Source information:
══════════

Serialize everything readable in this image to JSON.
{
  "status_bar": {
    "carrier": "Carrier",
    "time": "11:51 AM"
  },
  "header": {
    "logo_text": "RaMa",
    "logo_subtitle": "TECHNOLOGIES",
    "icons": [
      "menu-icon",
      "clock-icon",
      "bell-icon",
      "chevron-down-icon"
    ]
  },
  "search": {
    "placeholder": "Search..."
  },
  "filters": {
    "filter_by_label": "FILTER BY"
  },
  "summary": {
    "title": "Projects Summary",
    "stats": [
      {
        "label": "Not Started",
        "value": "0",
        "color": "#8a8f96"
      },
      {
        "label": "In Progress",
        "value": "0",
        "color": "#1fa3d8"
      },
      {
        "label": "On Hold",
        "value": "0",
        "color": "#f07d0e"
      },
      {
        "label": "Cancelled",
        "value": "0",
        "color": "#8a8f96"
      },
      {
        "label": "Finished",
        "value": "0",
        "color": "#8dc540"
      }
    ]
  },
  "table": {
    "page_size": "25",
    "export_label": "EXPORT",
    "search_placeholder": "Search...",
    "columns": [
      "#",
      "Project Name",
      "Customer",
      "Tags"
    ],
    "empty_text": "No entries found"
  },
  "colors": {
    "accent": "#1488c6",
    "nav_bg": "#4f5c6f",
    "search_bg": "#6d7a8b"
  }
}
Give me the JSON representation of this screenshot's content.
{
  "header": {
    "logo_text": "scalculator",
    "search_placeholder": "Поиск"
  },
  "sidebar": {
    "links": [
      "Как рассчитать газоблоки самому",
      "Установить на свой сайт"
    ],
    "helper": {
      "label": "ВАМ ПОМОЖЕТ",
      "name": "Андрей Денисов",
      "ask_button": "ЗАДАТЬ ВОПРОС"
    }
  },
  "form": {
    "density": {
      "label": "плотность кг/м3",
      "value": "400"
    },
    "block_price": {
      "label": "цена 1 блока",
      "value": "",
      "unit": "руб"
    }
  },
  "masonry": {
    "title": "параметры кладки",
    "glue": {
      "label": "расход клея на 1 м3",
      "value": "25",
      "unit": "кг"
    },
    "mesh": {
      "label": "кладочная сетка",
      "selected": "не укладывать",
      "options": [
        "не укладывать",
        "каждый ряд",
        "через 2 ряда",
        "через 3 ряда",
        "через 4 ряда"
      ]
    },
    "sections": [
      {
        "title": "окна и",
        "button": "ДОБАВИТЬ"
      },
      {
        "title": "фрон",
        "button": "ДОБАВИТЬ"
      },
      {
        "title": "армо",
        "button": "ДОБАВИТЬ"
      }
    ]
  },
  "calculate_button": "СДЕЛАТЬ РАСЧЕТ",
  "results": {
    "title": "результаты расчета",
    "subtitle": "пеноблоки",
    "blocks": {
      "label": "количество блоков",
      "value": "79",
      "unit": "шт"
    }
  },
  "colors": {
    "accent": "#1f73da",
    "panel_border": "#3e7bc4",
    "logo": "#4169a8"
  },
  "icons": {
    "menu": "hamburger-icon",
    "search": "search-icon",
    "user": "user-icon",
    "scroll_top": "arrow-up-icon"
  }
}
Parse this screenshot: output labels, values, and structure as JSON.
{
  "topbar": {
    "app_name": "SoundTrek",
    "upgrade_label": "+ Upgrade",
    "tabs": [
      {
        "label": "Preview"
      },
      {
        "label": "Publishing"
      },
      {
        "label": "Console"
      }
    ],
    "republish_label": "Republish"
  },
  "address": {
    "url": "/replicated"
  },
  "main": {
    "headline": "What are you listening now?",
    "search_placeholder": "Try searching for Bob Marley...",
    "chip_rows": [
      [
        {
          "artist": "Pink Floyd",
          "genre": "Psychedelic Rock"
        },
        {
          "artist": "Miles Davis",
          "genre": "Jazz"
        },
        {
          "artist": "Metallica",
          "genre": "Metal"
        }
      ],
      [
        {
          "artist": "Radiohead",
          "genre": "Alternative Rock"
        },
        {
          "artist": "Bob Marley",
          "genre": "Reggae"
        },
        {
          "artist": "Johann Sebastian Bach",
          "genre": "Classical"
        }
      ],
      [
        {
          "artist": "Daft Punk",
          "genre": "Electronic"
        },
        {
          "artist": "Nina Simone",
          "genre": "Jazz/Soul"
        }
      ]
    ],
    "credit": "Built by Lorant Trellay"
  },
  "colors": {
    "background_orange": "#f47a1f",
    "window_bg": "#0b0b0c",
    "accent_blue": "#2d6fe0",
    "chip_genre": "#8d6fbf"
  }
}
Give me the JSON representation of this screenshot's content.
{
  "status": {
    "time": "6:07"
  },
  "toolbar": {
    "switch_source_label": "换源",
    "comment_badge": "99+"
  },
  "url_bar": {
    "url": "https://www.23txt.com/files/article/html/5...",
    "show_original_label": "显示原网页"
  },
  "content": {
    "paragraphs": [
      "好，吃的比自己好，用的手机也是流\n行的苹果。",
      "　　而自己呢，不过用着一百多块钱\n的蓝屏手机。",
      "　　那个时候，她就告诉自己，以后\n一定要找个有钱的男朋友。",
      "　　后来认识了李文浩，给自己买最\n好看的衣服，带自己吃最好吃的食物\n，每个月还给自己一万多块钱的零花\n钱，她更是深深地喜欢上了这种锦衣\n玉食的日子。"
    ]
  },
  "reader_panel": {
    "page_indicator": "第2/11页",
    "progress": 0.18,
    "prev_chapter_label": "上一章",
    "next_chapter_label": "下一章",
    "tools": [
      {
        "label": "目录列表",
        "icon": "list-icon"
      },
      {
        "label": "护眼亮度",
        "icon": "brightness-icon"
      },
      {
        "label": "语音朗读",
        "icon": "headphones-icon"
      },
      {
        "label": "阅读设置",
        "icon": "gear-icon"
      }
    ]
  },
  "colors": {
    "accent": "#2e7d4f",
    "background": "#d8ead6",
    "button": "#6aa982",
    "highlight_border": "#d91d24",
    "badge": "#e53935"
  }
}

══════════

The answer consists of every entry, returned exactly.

Serialize everything readable in this image to JSON.
{
  "status_bar": {
    "carrier": "Carrier",
    "time": "11:51 AM"
  },
  "header": {
    "logo_text": "RaMa",
    "logo_subtitle": "TECHNOLOGIES",
    "icons": [
      "menu-icon",
      "clock-icon",
      "bell-icon",
      "chevron-down-icon"
    ]
  },
  "search": {
    "placeholder": "Search..."
  },
  "filters": {
    "filter_by_label": "FILTER BY"
  },
  "summary": {
    "title": "Projects Summary",
    "stats": [
      {
        "label": "Not Started",
        "value": "0",
        "color": "#8a8f96"
      },
      {
        "label": "In Progress",
        "value": "0",
        "color": "#1fa3d8"
      },
      {
        "label": "On Hold",
        "value": "0",
        "color": "#f07d0e"
      },
      {
        "label": "Cancelled",
        "value": "0",
        "color": "#8a8f96"
      },
      {
        "label": "Finished",
        "value": "0",
        "color": "#8dc540"
      }
    ]
  },
  "table": {
    "page_size": "25",
    "export_label": "EXPORT",
    "search_placeholder": "Search...",
    "columns": [
      "#",
      "Project Name",
      "Customer",
      "Tags"
    ],
    "empty_text": "No entries found"
  },
  "colors": {
    "accent": "#1488c6",
    "nav_bg": "#4f5c6f",
    "search_bg": "#6d7a8b"
  }
}
Give me the JSON representation of this screenshot's content.
{
  "header": {
    "logo_text": "scalculator",
    "search_placeholder": "Поиск"
  },
  "sidebar": {
    "links": [
      "Как рассчитать газоблоки самому",
      "Установить на свой сайт"
    ],
    "helper": {
      "label": "ВАМ ПОМОЖЕТ",
      "name": "Андрей Денисов",
      "ask_button": "ЗАДАТЬ ВОПРОС"
    }
  },
  "form": {
    "density": {
      "label": "плотность кг/м3",
      "value": "400"
    },
    "block_price": {
      "label": "цена 1 блока",
      "value": "",
      "unit": "руб"
    }
  },
  "masonry": {
    "title": "параметры кладки",
    "glue": {
      "label": "расход клея на 1 м3",
      "value": "25",
      "unit": "кг"
    },
    "mesh": {
      "label": "кладочная сетка",
      "selected": "не укладывать",
      "options": [
        "не укладывать",
        "каждый ряд",
        "через 2 ряда",
        "через 3 ряда",
        "через 4 ряда"
      ]
    },
    "sections": [
      {
        "title": "окна и",
        "button": "ДОБАВИТЬ"
      },
      {
        "title": "фрон",
        "button": "ДОБАВИТЬ"
      },
      {
        "title": "армо",
        "button": "ДОБАВИТЬ"
      }
    ]
  },
  "calculate_button": "СДЕЛАТЬ РАСЧЕТ",
  "results": {
    "title": "результаты расчета",
    "subtitle": "пеноблоки",
    "blocks": {
      "label": "количество блоков",
      "value": "79",
      "unit": "шт"
    }
  },
  "colors": {
    "accent": "#1f73da",
    "panel_border": "#3e7bc4",
    "logo": "#4169a8"
  },
  "icons": {
    "menu": "hamburger-icon",
    "search": "search-icon",
    "user": "user-icon",
    "scroll_top": "arrow-up-icon"
  }
}
Parse this screenshot: output labels, values, and structure as JSON.
{
  "topbar": {
    "app_name": "SoundTrek",
    "upgrade_label": "+ Upgrade",
    "tabs": [
      {
        "label": "Preview"
      },
      {
        "label": "Publishing"
      },
      {
        "label": "Console"
      }
    ],
    "republish_label": "Republish"
  },
  "address": {
    "url": "/replicated"
  },
  "main": {
    "headline": "What are you listening now?",
    "search_placeholder": "Try searching for Bob Marley...",
    "chip_rows": [
      [
        {
          "artist": "Pink Floyd",
          "genre": "Psychedelic Rock"
        },
        {
          "artist": "Miles Davis",
          "genre": "Jazz"
        },
        {
          "artist": "Metallica",
          "genre": "Metal"
        }
      ],
      [
        {
          "artist": "Radiohead",
          "genre": "Alternative Rock"
        },
        {
          "artist": "Bob Marley",
          "genre": "Reggae"
        },
        {
          "artist": "Johann Sebastian Bach",
          "genre": "Classical"
        }
      ],
      [
        {
          "artist": "Daft Punk",
          "genre": "Electronic"
        },
        {
          "artist": "Nina Simone",
          "genre": "Jazz/Soul"
        }
      ]
    ],
    "credit": "Built by Lorant Trellay"
  },
  "colors": {
    "background_orange": "#f47a1f",
    "window_bg": "#0b0b0c",
    "accent_blue": "#2d6fe0",
    "chip_genre": "#8d6fbf"
  }
}
Give me the JSON representation of this screenshot's content.
{
  "status": {
    "time": "6:07"
  },
  "toolbar": {
    "switch_source_label": "换源",
    "comment_badge": "99+"
  },
  "url_bar": {
    "url": "https://www.23txt.com/files/article/html/5...",
    "show_original_label": "显示原网页"
  },
  "content": {
    "paragraphs": [
      "好，吃的比自己好，用的手机也是流\n行的苹果。",
      "　　而自己呢，不过用着一百多块钱\n的蓝屏手机。",
      "　　那个时候，她就告诉自己，以后\n一定要找个有钱的男朋友。",
      "　　后来认识了李文浩，给自己买最\n好看的衣服，带自己吃最好吃的食物\n，每个月还给自己一万多块钱的零花\n钱，她更是深深地喜欢上了这种锦衣\n玉食的日子。"
    ]
  },
  "reader_panel": {
    "page_indicator": "第2/11页",
    "progress": 0.18,
    "prev_chapter_label": "上一章",
    "next_chapter_label": "下一章",
    "tools": [
      {
        "label": "目录列表",
        "icon": "list-icon"
      },
      {
        "label": "护眼亮度",
        "icon": "brightness-icon"
      },
      {
        "label": "语音朗读",
        "icon": "headphones-icon"
      },
      {
        "label": "阅读设置",
        "icon": "gear-icon"
      }
    ]
  },
  "colors": {
    "accent": "#2e7d4f",
    "background": "#d8ead6",
    "button": "#6aa982",
    "highlight_border": "#d91d24",
    "badge": "#e53935"
  }
}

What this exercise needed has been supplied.